SOURCE MATERIAL below:
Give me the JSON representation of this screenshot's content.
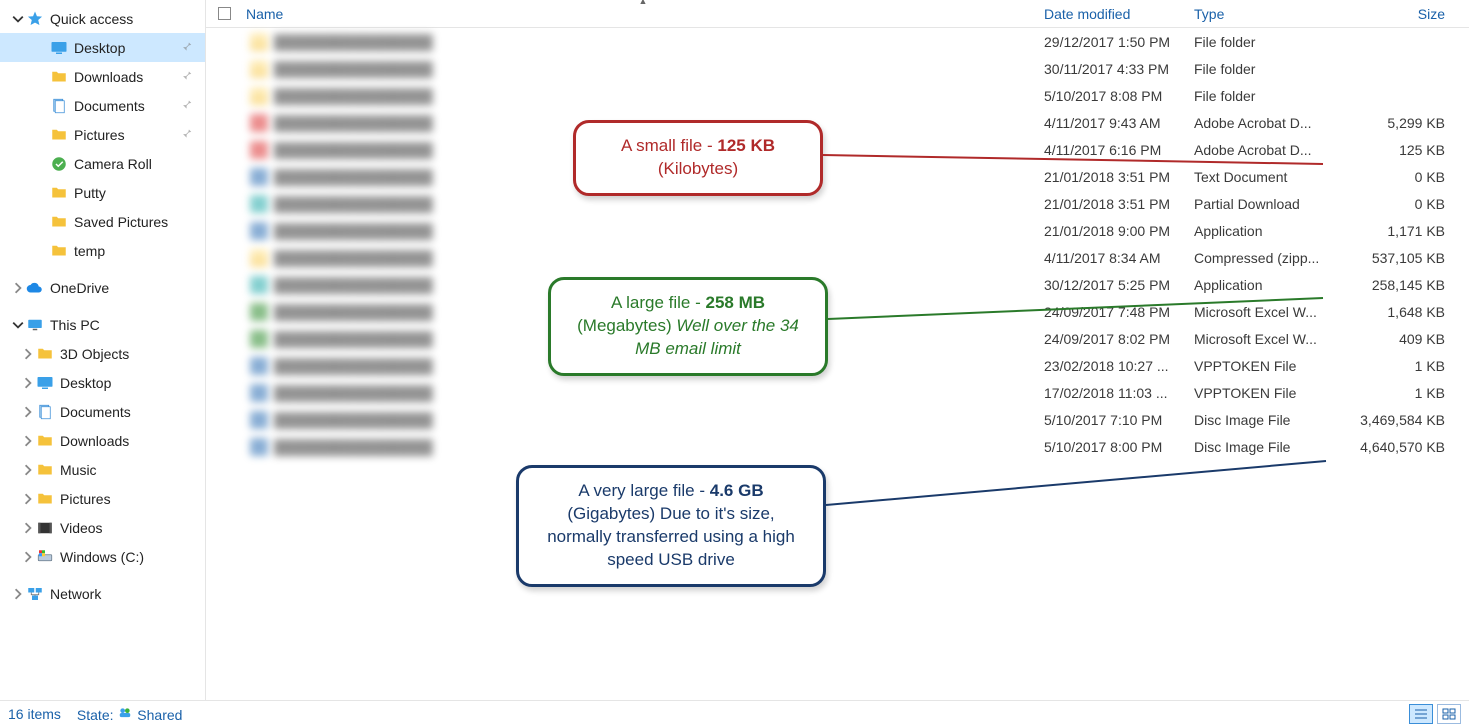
{
  "columns": {
    "name": "Name",
    "date": "Date modified",
    "type": "Type",
    "size": "Size"
  },
  "sidebar": {
    "quickaccess": {
      "label": "Quick access",
      "items": [
        {
          "label": "Desktop",
          "pinned": true,
          "selected": true
        },
        {
          "label": "Downloads",
          "pinned": true
        },
        {
          "label": "Documents",
          "pinned": true
        },
        {
          "label": "Pictures",
          "pinned": true
        },
        {
          "label": "Camera Roll"
        },
        {
          "label": "Putty"
        },
        {
          "label": "Saved Pictures"
        },
        {
          "label": "temp"
        }
      ]
    },
    "onedrive": {
      "label": "OneDrive"
    },
    "thispc": {
      "label": "This PC",
      "items": [
        {
          "label": "3D Objects"
        },
        {
          "label": "Desktop"
        },
        {
          "label": "Documents"
        },
        {
          "label": "Downloads"
        },
        {
          "label": "Music"
        },
        {
          "label": "Pictures"
        },
        {
          "label": "Videos"
        },
        {
          "label": "Windows (C:)"
        }
      ]
    },
    "network": {
      "label": "Network"
    }
  },
  "rows": [
    {
      "date": "29/12/2017 1:50 PM",
      "type": "File folder",
      "size": ""
    },
    {
      "date": "30/11/2017 4:33 PM",
      "type": "File folder",
      "size": ""
    },
    {
      "date": "5/10/2017 8:08 PM",
      "type": "File folder",
      "size": ""
    },
    {
      "date": "4/11/2017 9:43 AM",
      "type": "Adobe Acrobat D...",
      "size": "5,299 KB"
    },
    {
      "date": "4/11/2017 6:16 PM",
      "type": "Adobe Acrobat D...",
      "size": "125 KB"
    },
    {
      "date": "21/01/2018 3:51 PM",
      "type": "Text Document",
      "size": "0 KB"
    },
    {
      "date": "21/01/2018 3:51 PM",
      "type": "Partial Download",
      "size": "0 KB"
    },
    {
      "date": "21/01/2018 9:00 PM",
      "type": "Application",
      "size": "1,171 KB"
    },
    {
      "date": "4/11/2017 8:34 AM",
      "type": "Compressed (zipp...",
      "size": "537,105 KB"
    },
    {
      "date": "30/12/2017 5:25 PM",
      "type": "Application",
      "size": "258,145 KB"
    },
    {
      "date": "24/09/2017 7:48 PM",
      "type": "Microsoft Excel W...",
      "size": "1,648 KB"
    },
    {
      "date": "24/09/2017 8:02 PM",
      "type": "Microsoft Excel W...",
      "size": "409 KB"
    },
    {
      "date": "23/02/2018 10:27 ...",
      "type": "VPPTOKEN File",
      "size": "1 KB"
    },
    {
      "date": "17/02/2018 11:03 ...",
      "type": "VPPTOKEN File",
      "size": "1 KB"
    },
    {
      "date": "5/10/2017 7:10 PM",
      "type": "Disc Image File",
      "size": "3,469,584 KB"
    },
    {
      "date": "5/10/2017 8:00 PM",
      "type": "Disc Image File",
      "size": "4,640,570 KB"
    }
  ],
  "callouts": {
    "red": {
      "t1": "A small file - ",
      "b": "125 KB",
      "t2": "(Kilobytes)"
    },
    "green": {
      "t1": "A large file - ",
      "b": "258 MB",
      "t2": "(Megabytes) ",
      "i": "Well over the 34 MB email limit"
    },
    "navy": {
      "t1": "A very large file - ",
      "b": "4.6 GB",
      "t2": "(Gigabytes) Due to it's size, normally transferred using a high speed USB drive"
    }
  },
  "statusbar": {
    "items": "16 items",
    "state_label": "State:",
    "state_value": "Shared"
  }
}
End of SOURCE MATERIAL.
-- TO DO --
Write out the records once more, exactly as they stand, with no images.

-- RESPONSE AREA --
Give me the JSON representation of this screenshot's content.
{
  "columns": {
    "name": "Name",
    "date": "Date modified",
    "type": "Type",
    "size": "Size"
  },
  "sidebar": {
    "quickaccess": {
      "label": "Quick access",
      "items": [
        {
          "label": "Desktop",
          "pinned": true,
          "selected": true
        },
        {
          "label": "Downloads",
          "pinned": true
        },
        {
          "label": "Documents",
          "pinned": true
        },
        {
          "label": "Pictures",
          "pinned": true
        },
        {
          "label": "Camera Roll"
        },
        {
          "label": "Putty"
        },
        {
          "label": "Saved Pictures"
        },
        {
          "label": "temp"
        }
      ]
    },
    "onedrive": {
      "label": "OneDrive"
    },
    "thispc": {
      "label": "This PC",
      "items": [
        {
          "label": "3D Objects"
        },
        {
          "label": "Desktop"
        },
        {
          "label": "Documents"
        },
        {
          "label": "Downloads"
        },
        {
          "label": "Music"
        },
        {
          "label": "Pictures"
        },
        {
          "label": "Videos"
        },
        {
          "label": "Windows (C:)"
        }
      ]
    },
    "network": {
      "label": "Network"
    }
  },
  "rows": [
    {
      "date": "29/12/2017 1:50 PM",
      "type": "File folder",
      "size": ""
    },
    {
      "date": "30/11/2017 4:33 PM",
      "type": "File folder",
      "size": ""
    },
    {
      "date": "5/10/2017 8:08 PM",
      "type": "File folder",
      "size": ""
    },
    {
      "date": "4/11/2017 9:43 AM",
      "type": "Adobe Acrobat D...",
      "size": "5,299 KB"
    },
    {
      "date": "4/11/2017 6:16 PM",
      "type": "Adobe Acrobat D...",
      "size": "125 KB"
    },
    {
      "date": "21/01/2018 3:51 PM",
      "type": "Text Document",
      "size": "0 KB"
    },
    {
      "date": "21/01/2018 3:51 PM",
      "type": "Partial Download",
      "size": "0 KB"
    },
    {
      "date": "21/01/2018 9:00 PM",
      "type": "Application",
      "size": "1,171 KB"
    },
    {
      "date": "4/11/2017 8:34 AM",
      "type": "Compressed (zipp...",
      "size": "537,105 KB"
    },
    {
      "date": "30/12/2017 5:25 PM",
      "type": "Application",
      "size": "258,145 KB"
    },
    {
      "date": "24/09/2017 7:48 PM",
      "type": "Microsoft Excel W...",
      "size": "1,648 KB"
    },
    {
      "date": "24/09/2017 8:02 PM",
      "type": "Microsoft Excel W...",
      "size": "409 KB"
    },
    {
      "date": "23/02/2018 10:27 ...",
      "type": "VPPTOKEN File",
      "size": "1 KB"
    },
    {
      "date": "17/02/2018 11:03 ...",
      "type": "VPPTOKEN File",
      "size": "1 KB"
    },
    {
      "date": "5/10/2017 7:10 PM",
      "type": "Disc Image File",
      "size": "3,469,584 KB"
    },
    {
      "date": "5/10/2017 8:00 PM",
      "type": "Disc Image File",
      "size": "4,640,570 KB"
    }
  ],
  "callouts": {
    "red": {
      "t1": "A small file - ",
      "b": "125 KB",
      "t2": "(Kilobytes)"
    },
    "green": {
      "t1": "A large file - ",
      "b": "258 MB",
      "t2": "(Megabytes) ",
      "i": "Well over the 34 MB email limit"
    },
    "navy": {
      "t1": "A very large file - ",
      "b": "4.6 GB",
      "t2": "(Gigabytes) Due to it's size, normally transferred using a high speed USB drive"
    }
  },
  "statusbar": {
    "items": "16 items",
    "state_label": "State:",
    "state_value": "Shared"
  }
}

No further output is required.